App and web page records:
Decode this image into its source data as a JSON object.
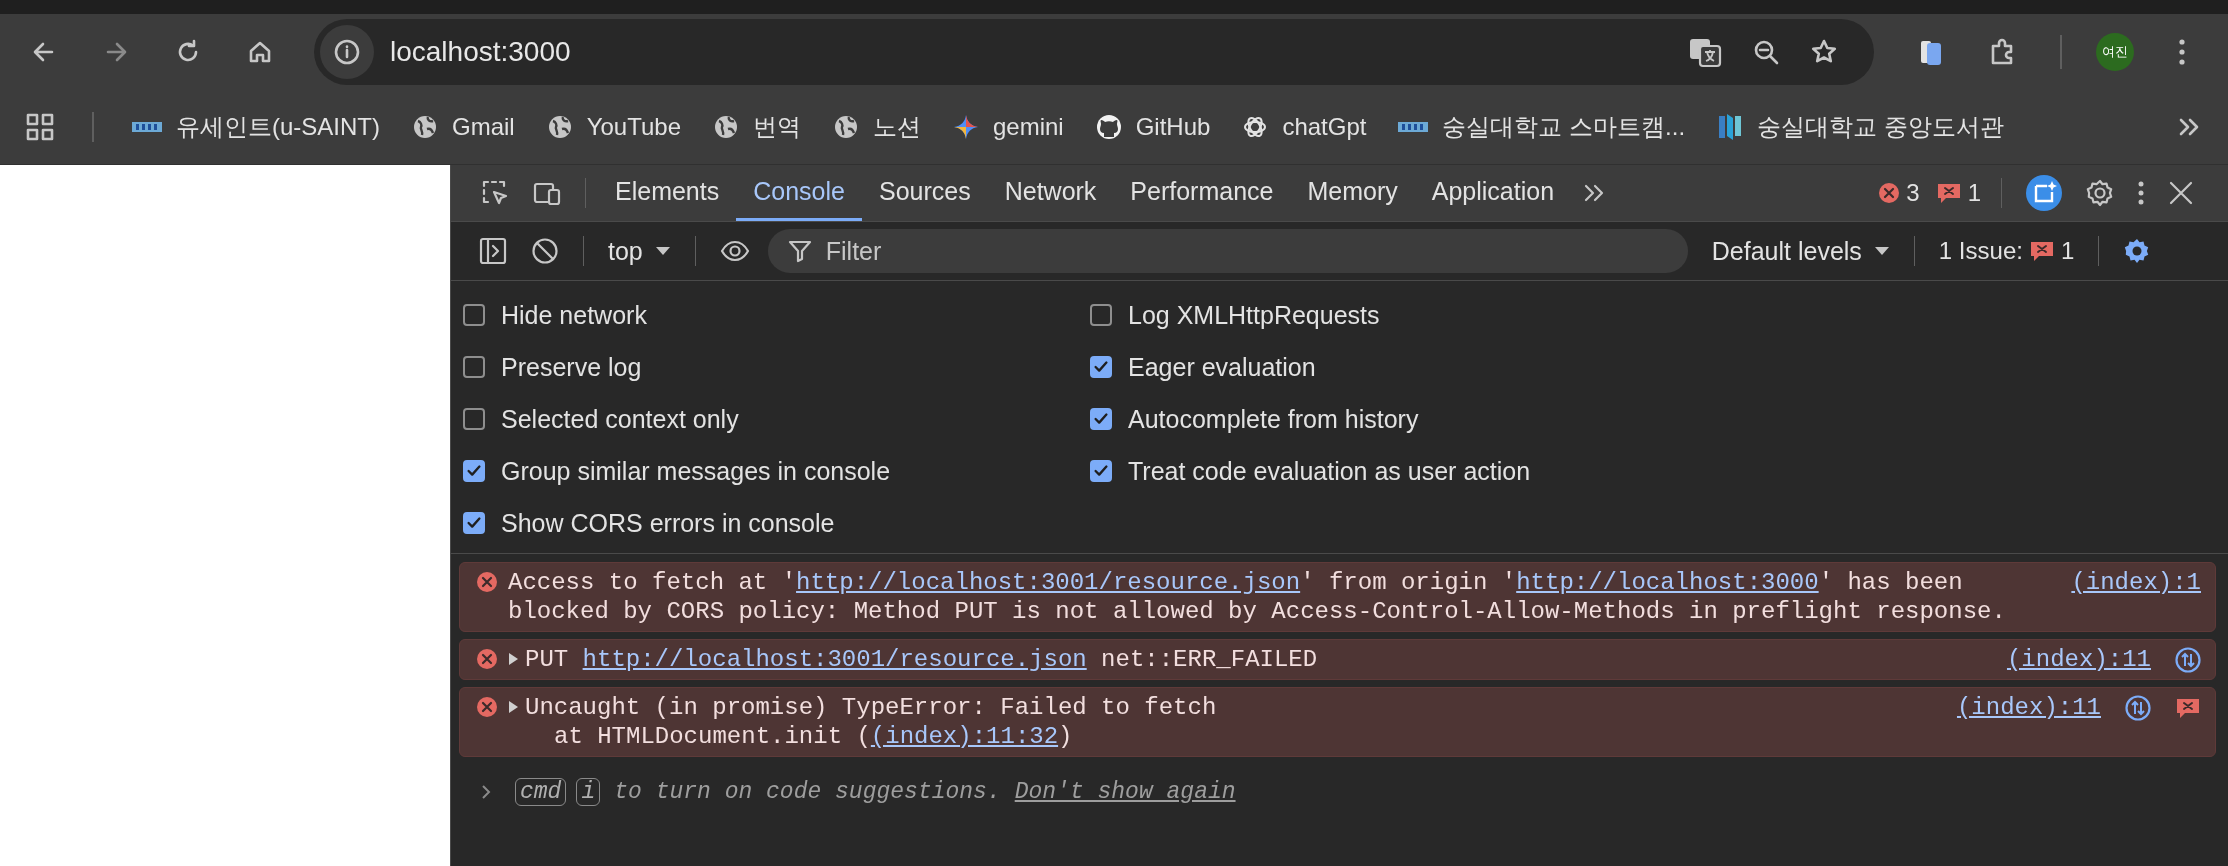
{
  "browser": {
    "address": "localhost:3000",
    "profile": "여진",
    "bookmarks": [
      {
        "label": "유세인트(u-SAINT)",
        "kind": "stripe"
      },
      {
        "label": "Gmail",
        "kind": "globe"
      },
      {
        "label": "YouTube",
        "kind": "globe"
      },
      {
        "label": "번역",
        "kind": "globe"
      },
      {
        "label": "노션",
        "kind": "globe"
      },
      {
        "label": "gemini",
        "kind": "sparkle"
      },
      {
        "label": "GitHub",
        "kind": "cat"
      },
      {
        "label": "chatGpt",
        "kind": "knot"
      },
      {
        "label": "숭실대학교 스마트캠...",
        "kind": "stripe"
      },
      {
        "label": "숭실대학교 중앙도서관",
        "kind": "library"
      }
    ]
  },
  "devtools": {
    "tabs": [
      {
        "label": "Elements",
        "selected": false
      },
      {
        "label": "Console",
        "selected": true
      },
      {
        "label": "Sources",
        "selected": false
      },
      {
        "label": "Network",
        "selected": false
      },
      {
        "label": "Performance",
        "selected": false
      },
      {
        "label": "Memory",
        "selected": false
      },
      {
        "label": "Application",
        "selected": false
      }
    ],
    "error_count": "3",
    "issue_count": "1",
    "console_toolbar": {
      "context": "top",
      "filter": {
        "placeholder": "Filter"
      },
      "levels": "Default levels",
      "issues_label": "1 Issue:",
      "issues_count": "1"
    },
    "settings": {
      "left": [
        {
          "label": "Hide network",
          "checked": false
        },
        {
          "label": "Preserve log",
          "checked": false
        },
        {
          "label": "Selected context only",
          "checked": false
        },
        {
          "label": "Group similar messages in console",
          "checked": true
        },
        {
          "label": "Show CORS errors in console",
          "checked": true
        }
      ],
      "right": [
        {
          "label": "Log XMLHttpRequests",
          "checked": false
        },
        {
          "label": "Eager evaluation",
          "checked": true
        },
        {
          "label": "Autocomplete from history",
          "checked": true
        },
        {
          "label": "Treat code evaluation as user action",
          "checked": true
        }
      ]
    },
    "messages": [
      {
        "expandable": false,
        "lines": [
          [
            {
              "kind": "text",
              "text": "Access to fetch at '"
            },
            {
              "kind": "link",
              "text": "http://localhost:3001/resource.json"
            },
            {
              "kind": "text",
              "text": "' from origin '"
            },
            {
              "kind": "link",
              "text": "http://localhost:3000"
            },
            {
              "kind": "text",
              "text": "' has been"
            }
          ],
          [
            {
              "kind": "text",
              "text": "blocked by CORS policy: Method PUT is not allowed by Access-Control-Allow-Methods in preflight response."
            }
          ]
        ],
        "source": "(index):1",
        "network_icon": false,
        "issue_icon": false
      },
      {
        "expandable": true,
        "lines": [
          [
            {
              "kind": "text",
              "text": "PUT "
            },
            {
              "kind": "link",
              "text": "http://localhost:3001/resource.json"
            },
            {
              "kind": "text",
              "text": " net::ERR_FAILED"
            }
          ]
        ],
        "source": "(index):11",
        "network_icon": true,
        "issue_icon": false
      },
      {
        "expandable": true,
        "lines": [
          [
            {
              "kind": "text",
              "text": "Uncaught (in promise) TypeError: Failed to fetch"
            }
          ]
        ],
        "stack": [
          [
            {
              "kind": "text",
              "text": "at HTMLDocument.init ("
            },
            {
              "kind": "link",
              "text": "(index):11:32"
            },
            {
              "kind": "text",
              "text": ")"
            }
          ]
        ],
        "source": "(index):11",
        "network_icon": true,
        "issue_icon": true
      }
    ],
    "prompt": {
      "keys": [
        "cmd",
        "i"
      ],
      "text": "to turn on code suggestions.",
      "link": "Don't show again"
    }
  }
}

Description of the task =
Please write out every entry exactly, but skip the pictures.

Completed task =
Decode this image into its source data as a JSON object.
{
  "browser": {
    "address": "localhost:3000",
    "profile": "여진",
    "bookmarks": [
      {
        "label": "유세인트(u-SAINT)",
        "kind": "stripe"
      },
      {
        "label": "Gmail",
        "kind": "globe"
      },
      {
        "label": "YouTube",
        "kind": "globe"
      },
      {
        "label": "번역",
        "kind": "globe"
      },
      {
        "label": "노션",
        "kind": "globe"
      },
      {
        "label": "gemini",
        "kind": "sparkle"
      },
      {
        "label": "GitHub",
        "kind": "cat"
      },
      {
        "label": "chatGpt",
        "kind": "knot"
      },
      {
        "label": "숭실대학교 스마트캠...",
        "kind": "stripe"
      },
      {
        "label": "숭실대학교 중앙도서관",
        "kind": "library"
      }
    ]
  },
  "devtools": {
    "tabs": [
      {
        "label": "Elements",
        "selected": false
      },
      {
        "label": "Console",
        "selected": true
      },
      {
        "label": "Sources",
        "selected": false
      },
      {
        "label": "Network",
        "selected": false
      },
      {
        "label": "Performance",
        "selected": false
      },
      {
        "label": "Memory",
        "selected": false
      },
      {
        "label": "Application",
        "selected": false
      }
    ],
    "error_count": "3",
    "issue_count": "1",
    "console_toolbar": {
      "context": "top",
      "filter": {
        "placeholder": "Filter"
      },
      "levels": "Default levels",
      "issues_label": "1 Issue:",
      "issues_count": "1"
    },
    "settings": {
      "left": [
        {
          "label": "Hide network",
          "checked": false
        },
        {
          "label": "Preserve log",
          "checked": false
        },
        {
          "label": "Selected context only",
          "checked": false
        },
        {
          "label": "Group similar messages in console",
          "checked": true
        },
        {
          "label": "Show CORS errors in console",
          "checked": true
        }
      ],
      "right": [
        {
          "label": "Log XMLHttpRequests",
          "checked": false
        },
        {
          "label": "Eager evaluation",
          "checked": true
        },
        {
          "label": "Autocomplete from history",
          "checked": true
        },
        {
          "label": "Treat code evaluation as user action",
          "checked": true
        }
      ]
    },
    "messages": [
      {
        "expandable": false,
        "lines": [
          [
            {
              "kind": "text",
              "text": "Access to fetch at '"
            },
            {
              "kind": "link",
              "text": "http://localhost:3001/resource.json"
            },
            {
              "kind": "text",
              "text": "' from origin '"
            },
            {
              "kind": "link",
              "text": "http://localhost:3000"
            },
            {
              "kind": "text",
              "text": "' has been"
            }
          ],
          [
            {
              "kind": "text",
              "text": "blocked by CORS policy: Method PUT is not allowed by Access-Control-Allow-Methods in preflight response."
            }
          ]
        ],
        "source": "(index):1",
        "network_icon": false,
        "issue_icon": false
      },
      {
        "expandable": true,
        "lines": [
          [
            {
              "kind": "text",
              "text": "PUT "
            },
            {
              "kind": "link",
              "text": "http://localhost:3001/resource.json"
            },
            {
              "kind": "text",
              "text": " net::ERR_FAILED"
            }
          ]
        ],
        "source": "(index):11",
        "network_icon": true,
        "issue_icon": false
      },
      {
        "expandable": true,
        "lines": [
          [
            {
              "kind": "text",
              "text": "Uncaught (in promise) TypeError: Failed to fetch"
            }
          ]
        ],
        "stack": [
          [
            {
              "kind": "text",
              "text": "at HTMLDocument.init ("
            },
            {
              "kind": "link",
              "text": "(index):11:32"
            },
            {
              "kind": "text",
              "text": ")"
            }
          ]
        ],
        "source": "(index):11",
        "network_icon": true,
        "issue_icon": true
      }
    ],
    "prompt": {
      "keys": [
        "cmd",
        "i"
      ],
      "text": "to turn on code suggestions.",
      "link": "Don't show again"
    }
  }
}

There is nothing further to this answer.